Element data from apps and pages:
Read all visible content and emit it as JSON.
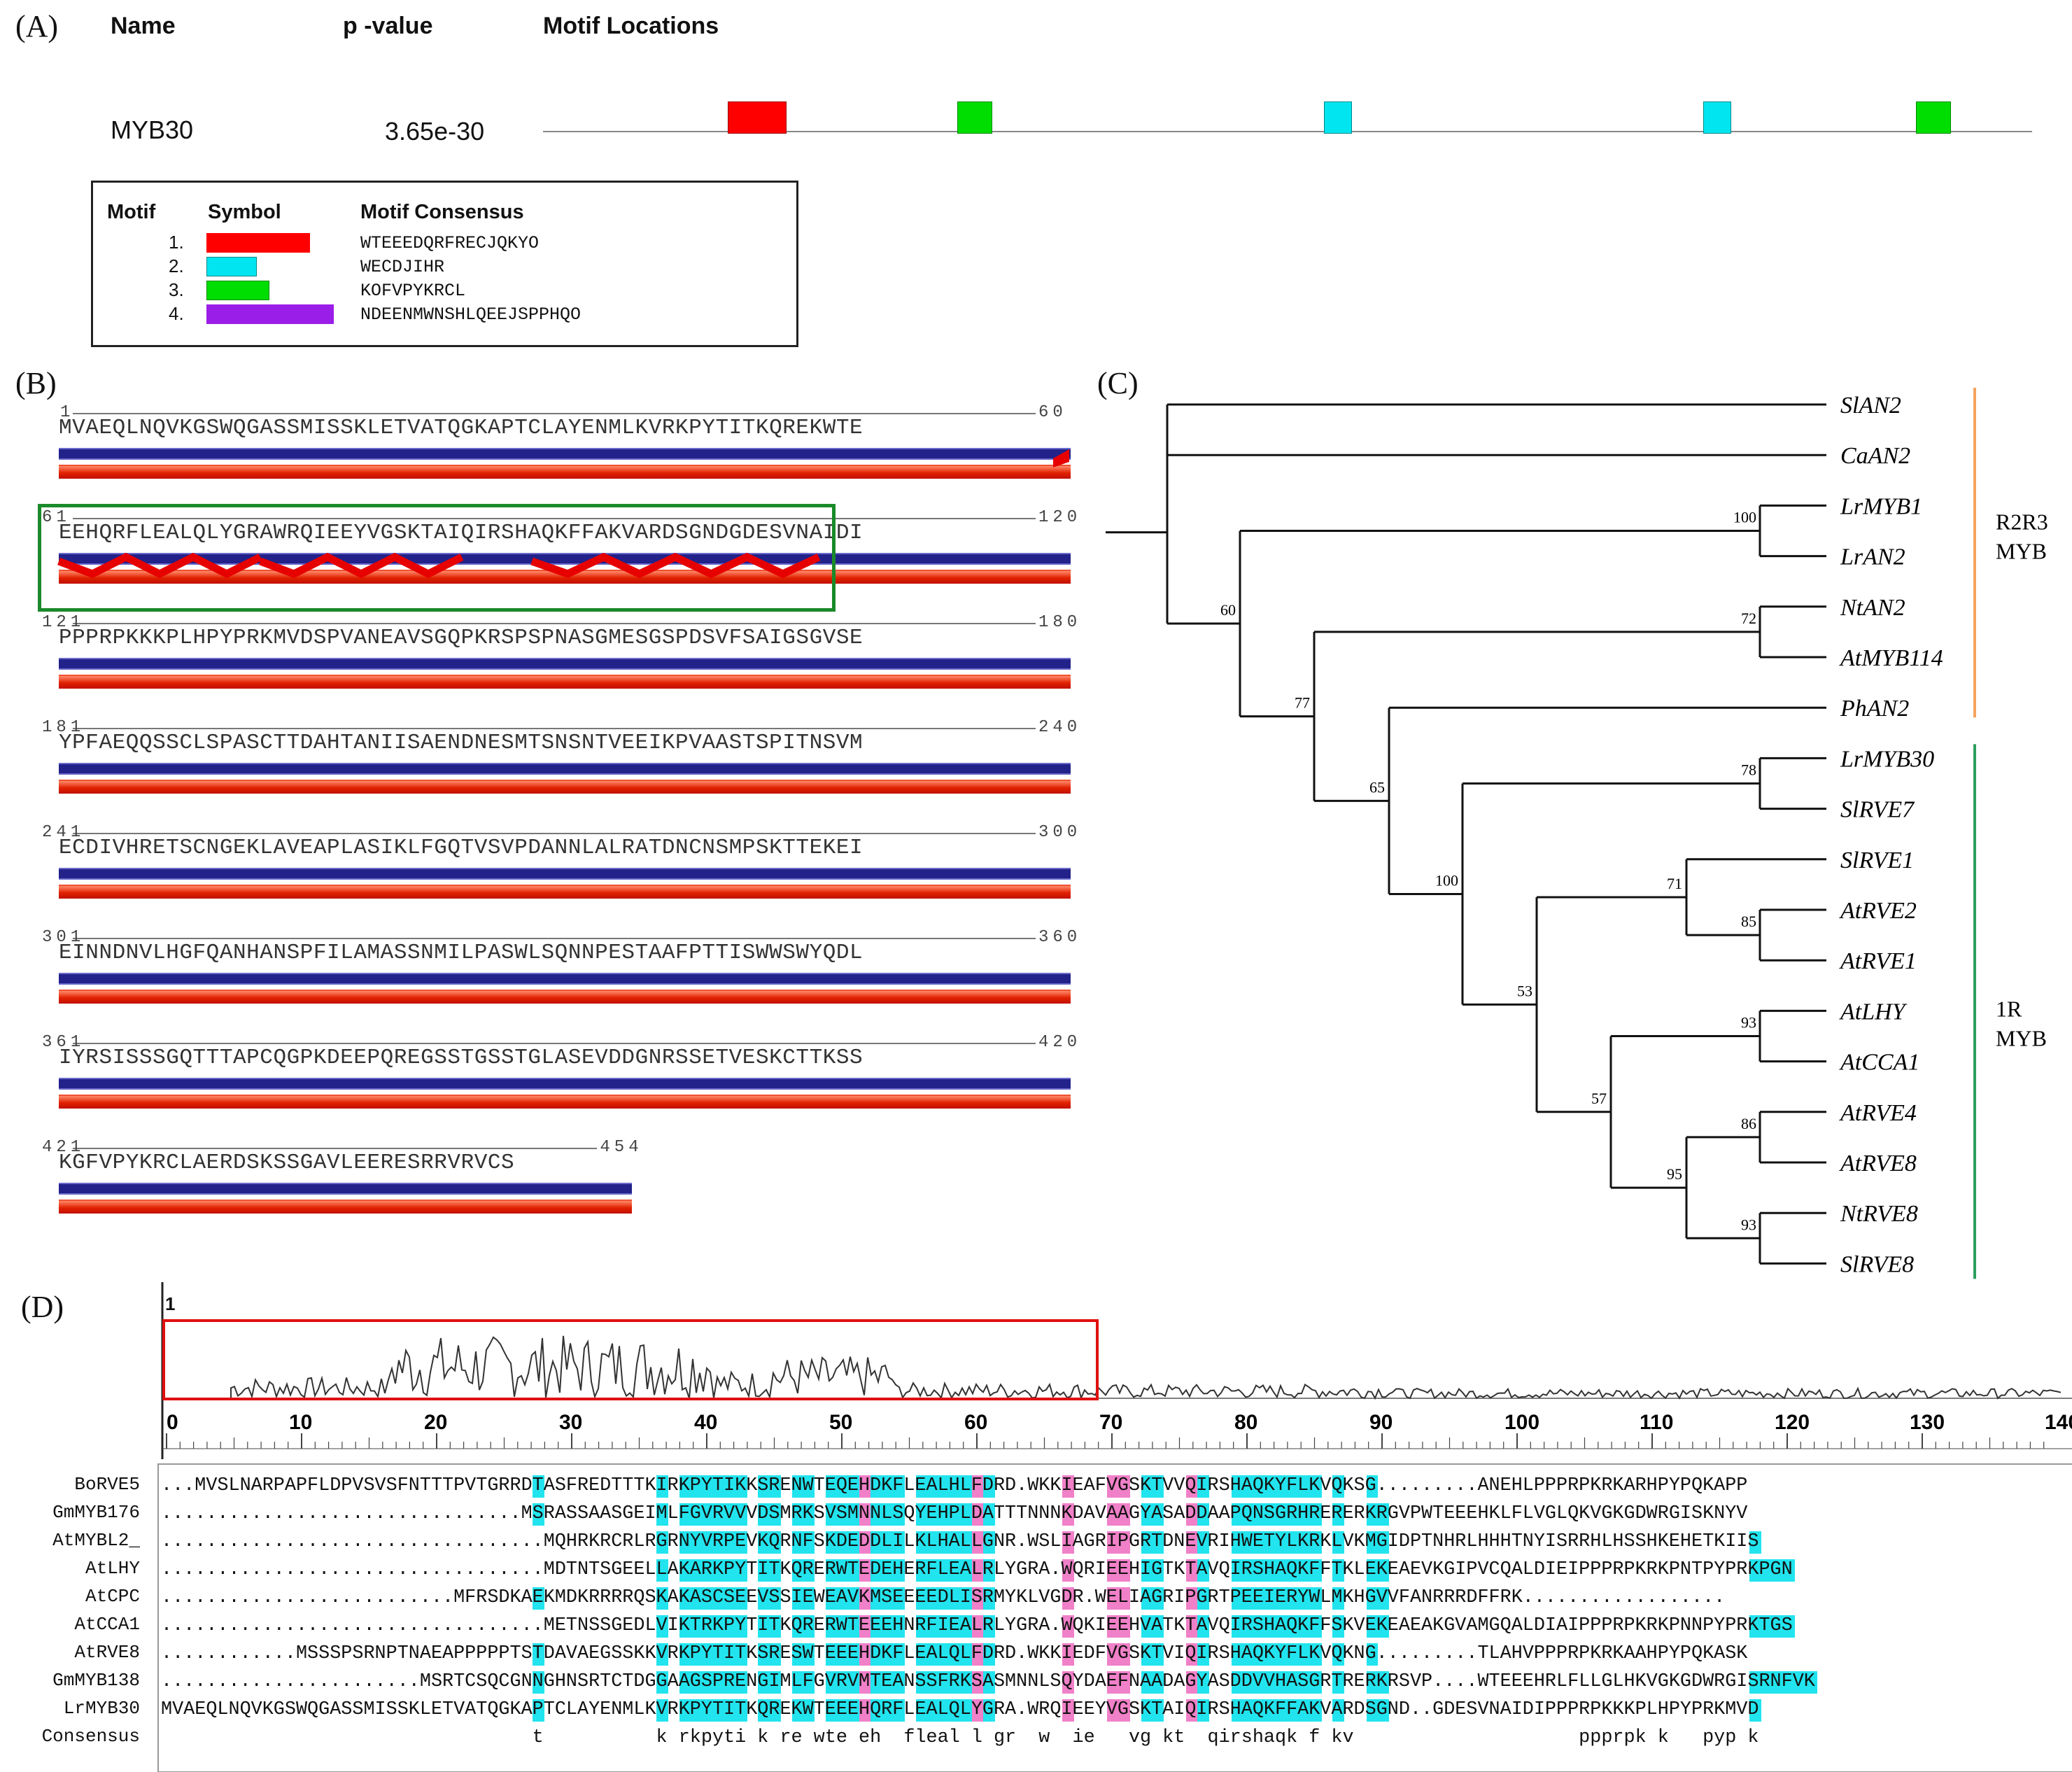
{
  "panelA": {
    "label": "(A)",
    "headers": {
      "name": "Name",
      "pvalue": "p -value",
      "locations": "Motif Locations"
    },
    "row": {
      "name": "MYB30",
      "pvalue": "3.65e-30"
    },
    "motif_blocks": [
      {
        "motif": 1,
        "color": "#ff0000"
      },
      {
        "motif": 3,
        "color": "#00dd00"
      },
      {
        "motif": 2,
        "color": "#00e5f0"
      },
      {
        "motif": 2,
        "color": "#00e5f0"
      },
      {
        "motif": 3,
        "color": "#00dd00"
      }
    ],
    "legend": {
      "headers": {
        "motif": "Motif",
        "symbol": "Symbol",
        "consensus": "Motif Consensus"
      },
      "items": [
        {
          "num": "1.",
          "color": "#ff0000",
          "consensus": "WTEEEDQRFRECJQKYO"
        },
        {
          "num": "2.",
          "color": "#00e5f0",
          "consensus": "WECDJIHR"
        },
        {
          "num": "3.",
          "color": "#00dd00",
          "consensus": "KOFVPYKRCL"
        },
        {
          "num": "4.",
          "color": "#9b1de8",
          "consensus": "NDEENMWNSHLQEEJSPPHQO"
        }
      ]
    }
  },
  "panelB": {
    "label": "(B)",
    "rows": [
      {
        "start": "1",
        "end": "60",
        "seq": "MVAEQLNQVKGSWQGASSMISSKLETVATQGKAPTCLAYENMLKVRKPYTITKQREKWTE"
      },
      {
        "start": "61",
        "end": "120",
        "seq": "EEHQRFLEALQLYGRAWRQIEEYVGSKTAIQIRSHAQKFFAKVARDSGNDGDESVNAIDI"
      },
      {
        "start": "121",
        "end": "180",
        "seq": "PPPRPKKKPLHPYPRKMVDSPVANEAVSGQPKRSPSPNASGMESGSPDSVFSAIGSGVSE"
      },
      {
        "start": "181",
        "end": "240",
        "seq": "YPFAEQQSSCLSPASCTTDAHTANIISAENDNESMTSNSNTVEEIKPVAASTSPITNSVM"
      },
      {
        "start": "241",
        "end": "300",
        "seq": "ECDIVHRETSCNGEKLAVEAPLASIKLFGQTVSVPDANNLALRATDNCNSMPSKTTEKEI"
      },
      {
        "start": "301",
        "end": "360",
        "seq": "EINNDNVLHGFQANHANSPFILAMASSNMILPASWLSQNNPESTAAFPTTISWWSWYQDL"
      },
      {
        "start": "361",
        "end": "420",
        "seq": "IYRSISSSGQTTTAPCQGPKDEEPQREGSSTGSSTGLASEVDDGNRSSETVESKCTTKSS"
      },
      {
        "start": "421",
        "end": "454",
        "seq": "KGFVPYKRCLAERDSKSSGAVLEERESRRVRVCS"
      }
    ]
  },
  "panelC": {
    "label": "(C)",
    "leaves": [
      "SlAN2",
      "CaAN2",
      "LrMYB1",
      "LrAN2",
      "NtAN2",
      "AtMYB114",
      "PhAN2",
      "LrMYB30",
      "SlRVE7",
      "SlRVE1",
      "AtRVE2",
      "AtRVE1",
      "AtLHY",
      "AtCCA1",
      "AtRVE4",
      "AtRVE8",
      "NtRVE8",
      "SlRVE8"
    ],
    "bootstrap": [
      "100",
      "72",
      "60",
      "77",
      "78",
      "65",
      "100",
      "71",
      "85",
      "53",
      "93",
      "57",
      "86",
      "95",
      "93"
    ],
    "groups": [
      {
        "label_line1": "R2R3",
        "label_line2": "MYB",
        "color": "#f4a460"
      },
      {
        "label_line1": "1R",
        "label_line2": "MYB",
        "color": "#2e9e5e"
      }
    ]
  },
  "panelD": {
    "label": "(D)",
    "start_marker": "1",
    "ticks": [
      "0",
      "10",
      "20",
      "30",
      "40",
      "50",
      "60",
      "70",
      "80",
      "90",
      "100",
      "110",
      "120",
      "130",
      "140"
    ],
    "rows": [
      {
        "name": "BoRVE5",
        "seq": "...MVSLNARPAPFLDPVSVSFNTTTPVTGRRDTASFREDTTTKIRKPYTIKKSRENWTEQEHDKFLEALHLFDRD.WKKIEAFVGSKTVVQIRSHAQKYFLKVQKSG.........ANEHLPPPRPKRKARHPYPQKAPP"
      },
      {
        "name": "GmMYB176",
        "seq": "................................MSRASSAASGEIMLFGVRVVVDSMRKSVSMNNLSQYEHPLDATTTNNNKDAVAAGYASADDAAPQNSGRHRERERKRGVPWTEEEHKLFLVGLQKVGKGDWRGISKNYV"
      },
      {
        "name": "AtMYBL2_",
        "seq": "..................................MQHRKRCRLRGRNYVRPEVKQRNFSKDEDDLILKLHALLGNR.WSLIAGRIPGRTDNEVRIHWETYLKRKLVKMGIDPTNHRLHHHTNYISRRHLHSSHKEHETKIIS"
      },
      {
        "name": "AtLHY",
        "seq": "..................................MDTNTSGEELLAKARKPYTITKQRERWTEDEHERFLEALRLYGRA.WQRIEEHIGTKTAVQIRSHAQKFFTKLEKEAEVKGIPVCQALDIEIPPPRPKRKPNTPYPRKPGN"
      },
      {
        "name": "AtCPC",
        "seq": "..........................MFRSDKAEKMDKRRRRQSKAKASCSEEVSSIEWEAVKMSEEEEDLISRMYKLVGDR.WELIAGRIPGRTPEEIERYWLMKHGVVFANRRRDFFRK.................."
      },
      {
        "name": "AtCCA1",
        "seq": "..................................METNSSGEDLVIKTRKPYTITKQRERWTEEEHNRFIEALRLYGRA.WQKIEEHVATKTAVQIRSHAQKFFSKVEKEAEAKGVAMGQALDIAIPPPRPKRKPNNPYPRKTGS"
      },
      {
        "name": "AtRVE8",
        "seq": "............MSSSPSRNPTNAEAPPPPPTSTDAVAEGSSKKVRKPYTITKSRESWTEEEHDKFLEALQLFDRD.WKKIEDFVGSKTVIQIRSHAQKYFLKVQKNG.........TLAHVPPPRPKRKAAHPYPQKASK"
      },
      {
        "name": "GmMYB138",
        "seq": ".......................MSRTCSQCGNNGHNSRTCTDGGAAGSPRENGIMLFGVRVMTEANSSFRKSASMNNLSQYDAEFNAADAGYASDDVVHASGRTRERKRSVP....WTEEEHRLFLLGLHKVGKGDWRGISRNFVK"
      },
      {
        "name": "LrMYB30",
        "seq": "MVAEQLNQVKGSWQGASSMISSKLETVATQGKAPTCLAYENMLKVRKPYTITKQREKWTEEEHQRFLEALQLYGRA.WRQIEEYVGSKTAIQIRSHAQKFFAKVARDSGND..GDESVNAIDIPPPRPKKKPLHPYPRKMVD"
      },
      {
        "name": "Consensus",
        "seq": "                                 t          k rkpyti k re wte eh  fleal l gr  w  ie   vg kt  qirshaqk f kv                    ppprpk k   pyp k   "
      }
    ]
  }
}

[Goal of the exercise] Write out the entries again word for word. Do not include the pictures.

[Answer below]
Read all visible content and emit it as JSON.
{
  "panelA": {
    "label": "(A)",
    "headers": {
      "name": "Name",
      "pvalue": "p -value",
      "locations": "Motif Locations"
    },
    "row": {
      "name": "MYB30",
      "pvalue": "3.65e-30"
    },
    "motif_blocks": [
      {
        "motif": 1,
        "color": "#ff0000"
      },
      {
        "motif": 3,
        "color": "#00dd00"
      },
      {
        "motif": 2,
        "color": "#00e5f0"
      },
      {
        "motif": 2,
        "color": "#00e5f0"
      },
      {
        "motif": 3,
        "color": "#00dd00"
      }
    ],
    "legend": {
      "headers": {
        "motif": "Motif",
        "symbol": "Symbol",
        "consensus": "Motif Consensus"
      },
      "items": [
        {
          "num": "1.",
          "color": "#ff0000",
          "consensus": "WTEEEDQRFRECJQKYO"
        },
        {
          "num": "2.",
          "color": "#00e5f0",
          "consensus": "WECDJIHR"
        },
        {
          "num": "3.",
          "color": "#00dd00",
          "consensus": "KOFVPYKRCL"
        },
        {
          "num": "4.",
          "color": "#9b1de8",
          "consensus": "NDEENMWNSHLQEEJSPPHQO"
        }
      ]
    }
  },
  "panelB": {
    "label": "(B)",
    "rows": [
      {
        "start": "1",
        "end": "60",
        "seq": "MVAEQLNQVKGSWQGASSMISSKLETVATQGKAPTCLAYENMLKVRKPYTITKQREKWTE"
      },
      {
        "start": "61",
        "end": "120",
        "seq": "EEHQRFLEALQLYGRAWRQIEEYVGSKTAIQIRSHAQKFFAKVARDSGNDGDESVNAIDI"
      },
      {
        "start": "121",
        "end": "180",
        "seq": "PPPRPKKKPLHPYPRKMVDSPVANEAVSGQPKRSPSPNASGMESGSPDSVFSAIGSGVSE"
      },
      {
        "start": "181",
        "end": "240",
        "seq": "YPFAEQQSSCLSPASCTTDAHTANIISAENDNESMTSNSNTVEEIKPVAASTSPITNSVM"
      },
      {
        "start": "241",
        "end": "300",
        "seq": "ECDIVHRETSCNGEKLAVEAPLASIKLFGQTVSVPDANNLALRATDNCNSMPSKTTEKEI"
      },
      {
        "start": "301",
        "end": "360",
        "seq": "EINNDNVLHGFQANHANSPFILAMASSNMILPASWLSQNNPESTAAFPTTISWWSWYQDL"
      },
      {
        "start": "361",
        "end": "420",
        "seq": "IYRSISSSGQTTTAPCQGPKDEEPQREGSSTGSSTGLASEVDDGNRSSETVESKCTTKSS"
      },
      {
        "start": "421",
        "end": "454",
        "seq": "KGFVPYKRCLAERDSKSSGAVLEERESRRVRVCS"
      }
    ]
  },
  "panelC": {
    "label": "(C)",
    "leaves": [
      "SlAN2",
      "CaAN2",
      "LrMYB1",
      "LrAN2",
      "NtAN2",
      "AtMYB114",
      "PhAN2",
      "LrMYB30",
      "SlRVE7",
      "SlRVE1",
      "AtRVE2",
      "AtRVE1",
      "AtLHY",
      "AtCCA1",
      "AtRVE4",
      "AtRVE8",
      "NtRVE8",
      "SlRVE8"
    ],
    "bootstrap": [
      "100",
      "72",
      "60",
      "77",
      "78",
      "65",
      "100",
      "71",
      "85",
      "53",
      "93",
      "57",
      "86",
      "95",
      "93"
    ],
    "groups": [
      {
        "label_line1": "R2R3",
        "label_line2": "MYB",
        "color": "#f4a460"
      },
      {
        "label_line1": "1R",
        "label_line2": "MYB",
        "color": "#2e9e5e"
      }
    ]
  },
  "panelD": {
    "label": "(D)",
    "start_marker": "1",
    "ticks": [
      "0",
      "10",
      "20",
      "30",
      "40",
      "50",
      "60",
      "70",
      "80",
      "90",
      "100",
      "110",
      "120",
      "130",
      "140"
    ],
    "rows": [
      {
        "name": "BoRVE5",
        "seq": "...MVSLNARPAPFLDPVSVSFNTTTPVTGRRDTASFREDTTTKIRKPYTIKKSRENWTEQEHDKFLEALHLFDRD.WKKIEAFVGSKTVVQIRSHAQKYFLKVQKSG.........ANEHLPPPRPKRKARHPYPQKAPP"
      },
      {
        "name": "GmMYB176",
        "seq": "................................MSRASSAASGEIMLFGVRVVVDSMRKSVSMNNLSQYEHPLDATTTNNNKDAVAAGYASADDAAPQNSGRHRERERKRGVPWTEEEHKLFLVGLQKVGKGDWRGISKNYV"
      },
      {
        "name": "AtMYBL2_",
        "seq": "..................................MQHRKRCRLRGRNYVRPEVKQRNFSKDEDDLILKLHALLGNR.WSLIAGRIPGRTDNEVRIHWETYLKRKLVKMGIDPTNHRLHHHTNYISRRHLHSSHKEHETKIIS"
      },
      {
        "name": "AtLHY",
        "seq": "..................................MDTNTSGEELLAKARKPYTITKQRERWTEDEHERFLEALRLYGRA.WQRIEEHIGTKTAVQIRSHAQKFFTKLEKEAEVKGIPVCQALDIEIPPPRPKRKPNTPYPRKPGN"
      },
      {
        "name": "AtCPC",
        "seq": "..........................MFRSDKAEKMDKRRRRQSKAKASCSEEVSSIEWEAVKMSEEEEDLISRMYKLVGDR.WELIAGRIPGRTPEEIERYWLMKHGVVFANRRRDFFRK.................."
      },
      {
        "name": "AtCCA1",
        "seq": "..................................METNSSGEDLVIKTRKPYTITKQRERWTEEEHNRFIEALRLYGRA.WQKIEEHVATKTAVQIRSHAQKFFSKVEKEAEAKGVAMGQALDIAIPPPRPKRKPNNPYPRKTGS"
      },
      {
        "name": "AtRVE8",
        "seq": "............MSSSPSRNPTNAEAPPPPPTSTDAVAEGSSKKVRKPYTITKSRESWTEEEHDKFLEALQLFDRD.WKKIEDFVGSKTVIQIRSHAQKYFLKVQKNG.........TLAHVPPPRPKRKAAHPYPQKASK"
      },
      {
        "name": "GmMYB138",
        "seq": ".......................MSRTCSQCGNNGHNSRTCTDGGAAGSPRENGIMLFGVRVMTEANSSFRKSASMNNLSQYDAEFNAADAGYASDDVVHASGRTRERKRSVP....WTEEEHRLFLLGLHKVGKGDWRGISRNFVK"
      },
      {
        "name": "LrMYB30",
        "seq": "MVAEQLNQVKGSWQGASSMISSKLETVATQGKAPTCLAYENMLKVRKPYTITKQREKWTEEEHQRFLEALQLYGRA.WRQIEEYVGSKTAIQIRSHAQKFFAKVARDSGND..GDESVNAIDIPPPRPKKKPLHPYPRKMVD"
      },
      {
        "name": "Consensus",
        "seq": "                                 t          k rkpyti k re wte eh  fleal l gr  w  ie   vg kt  qirshaqk f kv                    ppprpk k   pyp k   "
      }
    ]
  }
}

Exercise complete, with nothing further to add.